Review: KontrolFreek’s FPS Freek and Speed Freek
- March 10th, 2011
- By MogKnight
Being a person who plays a bunch of FPS like Halo and Call of Duty and a few racing games here and there like Forza and Need for Speed, I usually don’t look into any of these special enhancements on controllers or anything like that. On the FPS side, I’m usually just fine and with racing games, I tend to switch over to a real steering wheel. However, after seeing these for 20 dollars for both sets on Amazon one day, I decided to give them a shot. What did I think of them?First off, lets start with the FPS Freek. The FPS Freeks are simply extensions to the analog stick that can be placed on top of an Xbox 360 or Playstation 3 controller. I’d assume they work on other consoles and third parties but they are really meant for Xbox 360 and PS3 official controllers. What this does is that it gives you an extra thumb leverage with the analog sticks, making it so that you have a much wider range of motion and also requires less force from your thumbs to move the stick around. This is supposed to help with aiming and allow you to control higher sensitivities.
So, does this product work? Yes, it does but that doesn’t require a lot of research to understand what it does. However, does it work in practicality? Well, that really depends on the player more so than anything else. If you always felt like you can never get the right amount of sensitivity in your aiming, this would help that a lot given the extension. If you are a fragging king already and murder everyone in Halo or Call of Duty just fine, you probably won’t need this product. In fact, if you are dying a lot in FPS games on console and you just can’t seem to get it together at all, this probably will not help you. You won’t get “mouse-like” precision aiming and if you’re dying that much, I think aiming is the least of your problems. I think if I can sum up the use of the FPS Freek, it would be that it will make a good player better but it won’t make a bad player into a good one. I can recommend this as I think you can only get better with this item. It does take a bit of getting used to though so don’t expect to be seeing any huge improvements right out of the box.
The FPS Freeks also come in different flavors that include emblems from Halo and Call of Duty. I should also note that they are convex (curves out) instead of concave (curves in). The ones that I’m reviewing are concave. This also means that if you like the concave analog sticks on the Xbox 360 but you’re on the Playstation 3 and hate the convex analog sticks, this would fix that problem. The materials used are very identical to the grippy 360 stick heads. You also can use this for practically any game that needs aiming. Third Person Shooters, for example, are not exempt from these things.

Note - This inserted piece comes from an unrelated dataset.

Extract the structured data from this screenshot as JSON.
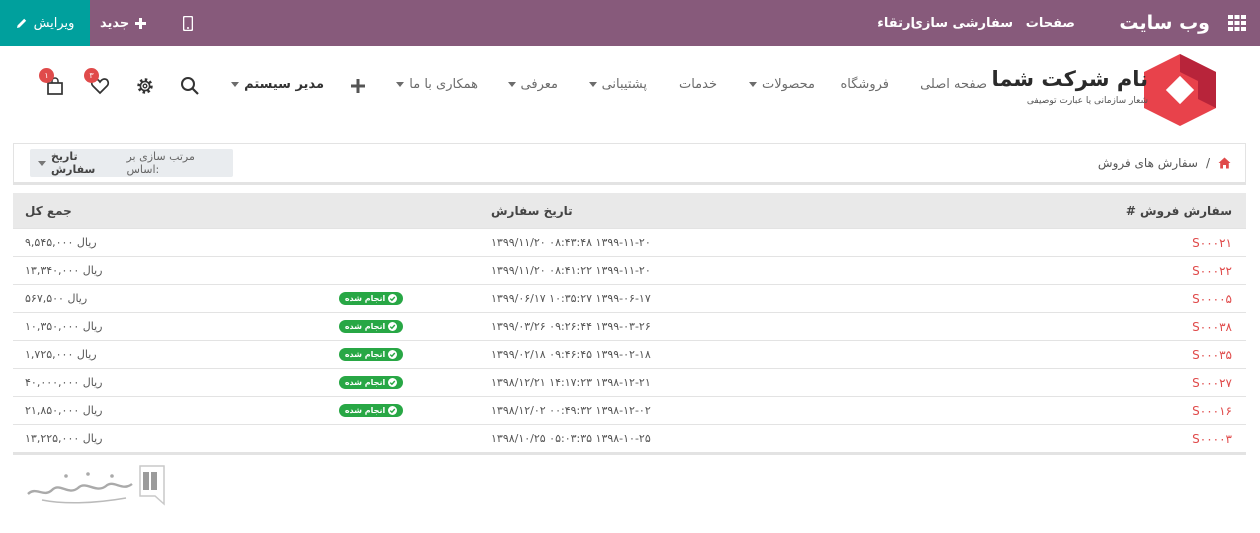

The next item is the Speed Freek. Again, like the FPS Freek, these latch on top of the analog sticks to provide you with more control over your steering. What I don’t really understand is why they gave you two of these, though I guess you only really need one of the FPS Freeks for the right analog stick and not so much the left one. Anyways, the idea behind these is that you would have your thumb steer by applying pressure to the tabs of the Speed Freek instead of purely on the analog stick itself. This is actually a pretty damn good godsend for someone like me as I would previously never use a controller for a racing game. The amount of preciseness I would get out of an analog stick normally would just not be enough for me in a racing game and this is especially true when I want to hold down the analog stick at a specific angle just to make a turn. Unlike the FPS Freeks, I think these are definitely game changers and for those without a steering wheel, I’d say these are great.
My only issue with them though is that I don’t think these are comfortable on a PS3 controller. I tried playing some PS2 racing games on my PS2 controller and while the control is still there, I had to grip my controller in such a way that it was just uncomfortable to hold for a long duration of time. Would definitely suck if you were going for those long endurance races in Gran Turismo.
All in all, both of these will enhance your video game playing experience. The FPS Freek and Speed Freek both do their jobs in helping making these specific genres much more accessible to players. It’s much like buying a joystick (albeit a much cheaper one) for fighting games. The FPS Freek is not something I’d say that would make you a god in Halo or Call of Duty. The Speed Freak, however, does enhance the driving experience by a lot and I can highly recommend that for any racing fan. I also found it to be very hard to find an Xbox 360 official steering wheel nowadays and those were very good in quality. I guess this would be the next place to go for precise racing controls.
For roughly 10 dollars for a set, these are a cheap investment if you want try them out. If you end up not liking them or you want to switch up games that don’t use them, they do pry off of the stick with a little force. They won’t damage the analog sticks unless you try to rip it off. They also don’t have any residue or anything like that since there are no adhesives in place, it is all purely clips that latch on. Overall, I think they’re a good purchase. With the multitude of games that you can use these on, if you end up liking them, they will see a lot of use.
Both the FPS and Speed Freak can be purchased off of Amazon.com for $10.99 each or you can buy both packs for $19.99. You can also check out more of KontrolFreek’s products on their website at www.kontrolfreak.com.